DESCRIPTION OF THE TASK.
From the entries below, copy every line where the string "email" appears.

RECORDS SHOWN.
------------------------------------------------

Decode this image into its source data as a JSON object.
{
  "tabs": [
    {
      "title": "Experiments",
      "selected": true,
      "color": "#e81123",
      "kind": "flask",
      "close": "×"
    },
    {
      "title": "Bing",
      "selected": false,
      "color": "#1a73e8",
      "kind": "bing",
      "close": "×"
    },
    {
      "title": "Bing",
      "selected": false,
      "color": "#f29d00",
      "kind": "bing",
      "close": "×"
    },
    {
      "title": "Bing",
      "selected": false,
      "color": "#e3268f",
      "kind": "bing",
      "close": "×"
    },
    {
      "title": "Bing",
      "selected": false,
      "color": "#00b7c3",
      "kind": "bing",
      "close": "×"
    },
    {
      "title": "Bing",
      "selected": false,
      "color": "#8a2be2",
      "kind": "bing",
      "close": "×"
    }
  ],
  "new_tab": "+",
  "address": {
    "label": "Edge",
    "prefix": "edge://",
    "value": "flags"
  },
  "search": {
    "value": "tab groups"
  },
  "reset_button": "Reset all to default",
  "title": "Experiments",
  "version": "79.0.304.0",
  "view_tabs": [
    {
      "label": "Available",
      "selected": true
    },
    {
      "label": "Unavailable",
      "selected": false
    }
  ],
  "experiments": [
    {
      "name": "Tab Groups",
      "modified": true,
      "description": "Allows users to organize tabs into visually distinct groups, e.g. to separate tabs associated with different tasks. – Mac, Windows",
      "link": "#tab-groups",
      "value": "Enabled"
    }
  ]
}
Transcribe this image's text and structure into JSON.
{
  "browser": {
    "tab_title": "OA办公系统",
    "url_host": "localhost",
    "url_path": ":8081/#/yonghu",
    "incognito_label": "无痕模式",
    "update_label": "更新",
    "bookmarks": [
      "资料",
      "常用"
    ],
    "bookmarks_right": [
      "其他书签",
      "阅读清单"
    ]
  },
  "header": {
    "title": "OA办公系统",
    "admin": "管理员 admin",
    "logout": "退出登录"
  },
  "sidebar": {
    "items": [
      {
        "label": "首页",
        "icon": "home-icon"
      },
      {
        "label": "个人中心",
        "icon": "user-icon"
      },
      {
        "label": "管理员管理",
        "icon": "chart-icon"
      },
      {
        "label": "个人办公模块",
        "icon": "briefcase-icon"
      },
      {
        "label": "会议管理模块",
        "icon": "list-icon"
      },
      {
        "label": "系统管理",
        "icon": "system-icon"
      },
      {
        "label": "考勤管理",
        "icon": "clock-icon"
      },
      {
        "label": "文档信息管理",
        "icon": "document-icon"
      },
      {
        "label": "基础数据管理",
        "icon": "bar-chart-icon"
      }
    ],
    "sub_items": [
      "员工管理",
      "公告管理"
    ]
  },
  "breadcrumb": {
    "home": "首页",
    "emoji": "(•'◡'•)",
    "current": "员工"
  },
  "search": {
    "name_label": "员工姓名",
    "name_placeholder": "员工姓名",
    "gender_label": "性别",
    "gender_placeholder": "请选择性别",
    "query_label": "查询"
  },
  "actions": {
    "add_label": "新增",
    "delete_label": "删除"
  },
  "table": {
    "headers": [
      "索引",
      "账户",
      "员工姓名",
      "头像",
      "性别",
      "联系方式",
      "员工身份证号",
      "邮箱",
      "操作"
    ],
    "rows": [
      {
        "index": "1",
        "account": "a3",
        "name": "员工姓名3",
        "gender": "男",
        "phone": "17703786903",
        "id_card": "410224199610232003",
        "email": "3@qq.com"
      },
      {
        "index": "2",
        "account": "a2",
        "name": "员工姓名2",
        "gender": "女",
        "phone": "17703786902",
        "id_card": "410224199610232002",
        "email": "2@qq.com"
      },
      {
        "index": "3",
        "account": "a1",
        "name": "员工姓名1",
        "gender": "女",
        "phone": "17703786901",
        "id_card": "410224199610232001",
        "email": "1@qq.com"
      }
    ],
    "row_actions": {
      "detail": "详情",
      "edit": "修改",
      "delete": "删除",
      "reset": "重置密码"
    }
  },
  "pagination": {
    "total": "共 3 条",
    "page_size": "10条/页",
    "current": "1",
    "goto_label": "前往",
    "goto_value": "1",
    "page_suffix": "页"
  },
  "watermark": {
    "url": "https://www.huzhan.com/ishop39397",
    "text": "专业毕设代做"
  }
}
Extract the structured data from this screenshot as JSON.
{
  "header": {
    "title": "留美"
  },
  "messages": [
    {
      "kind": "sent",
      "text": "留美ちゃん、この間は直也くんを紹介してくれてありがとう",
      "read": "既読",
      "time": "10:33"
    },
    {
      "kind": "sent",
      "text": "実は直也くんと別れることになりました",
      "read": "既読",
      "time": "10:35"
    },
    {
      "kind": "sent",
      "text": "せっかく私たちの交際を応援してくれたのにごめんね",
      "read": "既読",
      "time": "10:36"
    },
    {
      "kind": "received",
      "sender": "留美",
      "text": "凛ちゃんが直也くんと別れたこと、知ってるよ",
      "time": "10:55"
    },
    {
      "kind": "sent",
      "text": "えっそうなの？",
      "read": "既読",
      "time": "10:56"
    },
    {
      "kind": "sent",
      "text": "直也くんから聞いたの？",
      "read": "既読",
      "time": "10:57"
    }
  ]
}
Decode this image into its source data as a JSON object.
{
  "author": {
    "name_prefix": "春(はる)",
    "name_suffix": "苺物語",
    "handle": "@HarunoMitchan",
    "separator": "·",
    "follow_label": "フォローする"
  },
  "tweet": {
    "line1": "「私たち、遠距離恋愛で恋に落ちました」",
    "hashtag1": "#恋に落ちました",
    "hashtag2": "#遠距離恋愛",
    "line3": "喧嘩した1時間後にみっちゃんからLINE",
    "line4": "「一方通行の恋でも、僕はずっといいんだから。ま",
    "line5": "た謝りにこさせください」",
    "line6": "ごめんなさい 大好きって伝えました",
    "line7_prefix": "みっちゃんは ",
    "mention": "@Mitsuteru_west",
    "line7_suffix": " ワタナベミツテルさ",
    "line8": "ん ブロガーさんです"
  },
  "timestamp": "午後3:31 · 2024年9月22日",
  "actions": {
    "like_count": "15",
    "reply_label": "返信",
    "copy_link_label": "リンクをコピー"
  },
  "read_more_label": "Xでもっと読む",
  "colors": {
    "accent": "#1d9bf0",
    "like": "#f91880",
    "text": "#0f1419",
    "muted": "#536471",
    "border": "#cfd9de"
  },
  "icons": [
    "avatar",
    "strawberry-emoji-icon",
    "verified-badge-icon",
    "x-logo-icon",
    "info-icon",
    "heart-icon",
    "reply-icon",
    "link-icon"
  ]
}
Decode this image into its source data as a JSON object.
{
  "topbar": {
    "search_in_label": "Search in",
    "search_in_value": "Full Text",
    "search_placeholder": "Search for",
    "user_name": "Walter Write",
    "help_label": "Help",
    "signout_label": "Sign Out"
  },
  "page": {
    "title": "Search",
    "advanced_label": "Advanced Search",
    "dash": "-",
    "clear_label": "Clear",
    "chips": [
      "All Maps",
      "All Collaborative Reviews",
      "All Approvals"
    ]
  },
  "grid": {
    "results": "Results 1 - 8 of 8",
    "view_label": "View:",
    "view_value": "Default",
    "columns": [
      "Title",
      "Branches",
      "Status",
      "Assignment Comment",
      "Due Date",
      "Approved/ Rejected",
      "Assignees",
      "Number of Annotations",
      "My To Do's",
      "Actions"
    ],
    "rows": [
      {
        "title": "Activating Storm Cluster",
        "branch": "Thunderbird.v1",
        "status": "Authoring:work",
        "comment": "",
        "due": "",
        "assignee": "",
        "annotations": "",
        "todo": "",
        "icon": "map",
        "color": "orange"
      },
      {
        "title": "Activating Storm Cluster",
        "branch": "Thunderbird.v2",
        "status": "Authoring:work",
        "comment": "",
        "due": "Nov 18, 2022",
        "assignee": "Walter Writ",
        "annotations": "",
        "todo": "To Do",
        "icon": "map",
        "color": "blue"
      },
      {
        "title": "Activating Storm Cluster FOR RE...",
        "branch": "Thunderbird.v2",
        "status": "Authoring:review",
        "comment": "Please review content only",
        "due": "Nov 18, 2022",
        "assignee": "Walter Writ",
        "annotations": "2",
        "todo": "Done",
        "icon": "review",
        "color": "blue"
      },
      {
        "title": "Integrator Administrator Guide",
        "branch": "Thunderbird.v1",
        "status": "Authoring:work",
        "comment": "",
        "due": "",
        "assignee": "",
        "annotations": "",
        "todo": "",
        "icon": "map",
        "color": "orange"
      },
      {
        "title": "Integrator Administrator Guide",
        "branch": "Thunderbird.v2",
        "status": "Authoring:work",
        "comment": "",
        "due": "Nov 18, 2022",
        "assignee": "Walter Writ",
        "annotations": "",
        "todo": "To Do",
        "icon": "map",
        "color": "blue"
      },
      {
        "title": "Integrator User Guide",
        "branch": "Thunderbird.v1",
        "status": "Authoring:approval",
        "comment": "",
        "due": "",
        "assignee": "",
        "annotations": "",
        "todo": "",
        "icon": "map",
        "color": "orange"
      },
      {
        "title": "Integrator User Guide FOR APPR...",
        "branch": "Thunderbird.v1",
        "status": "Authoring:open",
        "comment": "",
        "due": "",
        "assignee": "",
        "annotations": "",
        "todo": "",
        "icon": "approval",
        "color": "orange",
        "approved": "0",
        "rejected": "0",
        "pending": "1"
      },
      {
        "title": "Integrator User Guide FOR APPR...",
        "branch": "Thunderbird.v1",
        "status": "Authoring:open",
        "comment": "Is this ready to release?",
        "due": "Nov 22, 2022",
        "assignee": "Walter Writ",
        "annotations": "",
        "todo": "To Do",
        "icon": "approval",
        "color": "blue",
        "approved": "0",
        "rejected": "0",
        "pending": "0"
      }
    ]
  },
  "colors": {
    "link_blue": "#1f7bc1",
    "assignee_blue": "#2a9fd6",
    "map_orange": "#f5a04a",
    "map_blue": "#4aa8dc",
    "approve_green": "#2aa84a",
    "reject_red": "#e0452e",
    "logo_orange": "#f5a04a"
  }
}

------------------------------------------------

ANSWER SPACE.
        "email": "3@qq.com"
        "email": "2@qq.com"
        "email": "1@qq.com"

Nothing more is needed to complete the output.